====== Records shown
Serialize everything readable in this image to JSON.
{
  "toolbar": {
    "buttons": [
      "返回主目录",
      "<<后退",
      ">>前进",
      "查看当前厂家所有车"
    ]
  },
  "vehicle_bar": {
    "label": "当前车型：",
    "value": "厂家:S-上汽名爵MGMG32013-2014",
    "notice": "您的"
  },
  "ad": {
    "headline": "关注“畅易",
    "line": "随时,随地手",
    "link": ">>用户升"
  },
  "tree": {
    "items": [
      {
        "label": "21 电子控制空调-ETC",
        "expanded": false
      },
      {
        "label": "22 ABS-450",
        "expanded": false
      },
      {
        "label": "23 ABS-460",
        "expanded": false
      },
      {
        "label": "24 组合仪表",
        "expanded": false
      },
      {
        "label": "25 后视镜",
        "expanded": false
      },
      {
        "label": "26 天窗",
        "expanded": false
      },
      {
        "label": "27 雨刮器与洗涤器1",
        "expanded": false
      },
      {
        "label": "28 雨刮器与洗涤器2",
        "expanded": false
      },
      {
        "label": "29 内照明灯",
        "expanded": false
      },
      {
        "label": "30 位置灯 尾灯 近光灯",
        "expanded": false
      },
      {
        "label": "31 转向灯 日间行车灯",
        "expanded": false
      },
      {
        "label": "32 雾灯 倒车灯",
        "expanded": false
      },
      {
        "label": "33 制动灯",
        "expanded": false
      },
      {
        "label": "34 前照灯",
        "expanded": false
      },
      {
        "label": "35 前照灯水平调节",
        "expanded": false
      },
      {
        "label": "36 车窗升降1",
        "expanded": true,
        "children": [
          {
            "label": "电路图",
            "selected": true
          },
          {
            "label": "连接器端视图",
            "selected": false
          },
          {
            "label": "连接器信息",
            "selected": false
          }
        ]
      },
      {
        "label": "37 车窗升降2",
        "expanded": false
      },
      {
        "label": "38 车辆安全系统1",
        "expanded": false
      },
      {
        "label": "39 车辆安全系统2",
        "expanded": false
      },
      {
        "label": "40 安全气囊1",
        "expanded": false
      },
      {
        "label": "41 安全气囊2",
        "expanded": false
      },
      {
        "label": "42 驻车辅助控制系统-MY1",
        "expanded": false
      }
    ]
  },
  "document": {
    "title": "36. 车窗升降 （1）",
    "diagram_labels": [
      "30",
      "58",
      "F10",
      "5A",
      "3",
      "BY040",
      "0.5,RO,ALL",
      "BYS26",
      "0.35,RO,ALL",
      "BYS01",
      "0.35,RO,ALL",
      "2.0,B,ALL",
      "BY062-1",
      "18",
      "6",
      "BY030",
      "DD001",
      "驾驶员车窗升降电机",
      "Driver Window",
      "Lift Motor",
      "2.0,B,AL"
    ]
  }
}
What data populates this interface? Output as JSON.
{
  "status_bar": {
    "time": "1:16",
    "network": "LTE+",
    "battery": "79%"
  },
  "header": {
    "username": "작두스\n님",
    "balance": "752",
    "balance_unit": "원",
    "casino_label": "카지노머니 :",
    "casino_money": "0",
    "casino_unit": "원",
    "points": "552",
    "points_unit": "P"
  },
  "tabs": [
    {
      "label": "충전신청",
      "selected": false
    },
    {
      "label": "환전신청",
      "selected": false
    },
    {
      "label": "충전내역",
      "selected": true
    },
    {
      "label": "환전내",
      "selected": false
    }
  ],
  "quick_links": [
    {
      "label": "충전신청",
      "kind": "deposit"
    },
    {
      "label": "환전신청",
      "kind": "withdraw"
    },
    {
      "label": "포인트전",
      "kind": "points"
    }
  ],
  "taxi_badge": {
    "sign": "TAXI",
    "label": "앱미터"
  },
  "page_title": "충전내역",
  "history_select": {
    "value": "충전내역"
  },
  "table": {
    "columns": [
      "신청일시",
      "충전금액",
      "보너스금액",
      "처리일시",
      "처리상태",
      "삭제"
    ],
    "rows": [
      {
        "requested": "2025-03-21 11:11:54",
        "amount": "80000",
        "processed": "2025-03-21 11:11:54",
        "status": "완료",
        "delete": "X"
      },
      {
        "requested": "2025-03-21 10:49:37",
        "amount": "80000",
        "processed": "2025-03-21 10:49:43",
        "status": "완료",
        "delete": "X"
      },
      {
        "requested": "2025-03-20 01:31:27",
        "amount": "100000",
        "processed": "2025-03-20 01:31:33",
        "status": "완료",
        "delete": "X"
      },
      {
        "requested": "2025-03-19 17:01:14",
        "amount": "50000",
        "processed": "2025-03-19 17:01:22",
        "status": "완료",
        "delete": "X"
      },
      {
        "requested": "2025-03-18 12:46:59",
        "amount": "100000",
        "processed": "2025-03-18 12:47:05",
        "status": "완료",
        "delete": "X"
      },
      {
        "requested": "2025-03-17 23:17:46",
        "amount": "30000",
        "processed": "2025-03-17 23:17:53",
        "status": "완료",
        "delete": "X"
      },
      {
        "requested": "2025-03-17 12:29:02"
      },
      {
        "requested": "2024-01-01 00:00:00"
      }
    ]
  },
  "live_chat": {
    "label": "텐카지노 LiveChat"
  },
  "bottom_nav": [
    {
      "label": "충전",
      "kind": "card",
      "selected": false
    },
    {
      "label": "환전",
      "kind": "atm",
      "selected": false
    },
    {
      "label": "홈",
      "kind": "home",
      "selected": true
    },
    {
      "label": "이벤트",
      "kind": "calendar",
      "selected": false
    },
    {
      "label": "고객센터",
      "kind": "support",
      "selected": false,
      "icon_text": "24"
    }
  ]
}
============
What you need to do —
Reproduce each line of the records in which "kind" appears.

Solution for this exercise —
      "kind": "deposit"
      "kind": "withdraw"
      "kind": "points"
      "kind": "card",
      "kind": "atm",
      "kind": "home",
      "kind": "calendar",
      "kind": "support",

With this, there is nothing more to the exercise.